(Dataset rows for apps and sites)
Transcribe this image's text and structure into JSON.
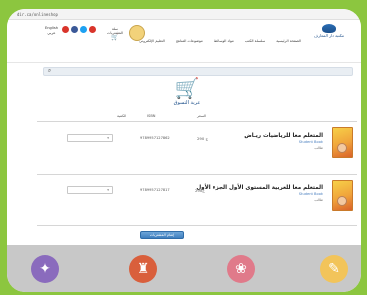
{
  "url": "dir.ca/onlineshop",
  "header": {
    "logo_text": "مكتبة دار المعارف",
    "nav": [
      "الصفحة الرئيسية",
      "سلسلة الكتب",
      "مواد الوسائط",
      "موضوعات المناهج",
      "التعليم الإلكتروني"
    ],
    "cart_mini": {
      "label": "سلة",
      "sub": "المشتريات"
    },
    "language": {
      "en": "English",
      "ar": "عربي"
    },
    "social": [
      {
        "icon": "youtube-icon",
        "color": "#d9342b",
        "glyph": "▶"
      },
      {
        "icon": "facebook-icon",
        "color": "#3b5998",
        "glyph": "f"
      },
      {
        "icon": "twitter-icon",
        "color": "#1da1f2",
        "glyph": "t"
      },
      {
        "icon": "google-icon",
        "color": "#d9342b",
        "glyph": "g"
      }
    ]
  },
  "search": {
    "placeholder": ""
  },
  "cart": {
    "title": "عربة التسوق"
  },
  "columns": {
    "price": "السعر",
    "isbn": "ISBN",
    "quantity": "الكمية"
  },
  "items": [
    {
      "title": "المتعلم معا للرياضيات ريـاض",
      "subtitle": "Student Book",
      "type": "طالب",
      "price": "290 ج",
      "isbn": "9789957127862",
      "qty": ""
    },
    {
      "title": "المتعلم معا للعربية المستوى الأول الجزء الأول",
      "subtitle": "Student Book",
      "type": "طالب",
      "price": "290ج",
      "isbn": "9789957127817",
      "qty": ""
    }
  ],
  "action_button": "إتمام المشتريات",
  "footer": {
    "icons": [
      {
        "name": "telescope-icon",
        "color": "#8a6bbd",
        "glyph": "✦"
      },
      {
        "name": "tower-icon",
        "color": "#d95f3c",
        "glyph": "♜"
      },
      {
        "name": "flower-icon",
        "color": "#e07a8a",
        "glyph": "❀"
      },
      {
        "name": "book-icon",
        "color": "#f2c45a",
        "glyph": "✎"
      }
    ]
  }
}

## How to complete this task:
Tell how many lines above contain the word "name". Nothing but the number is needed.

## Result:
4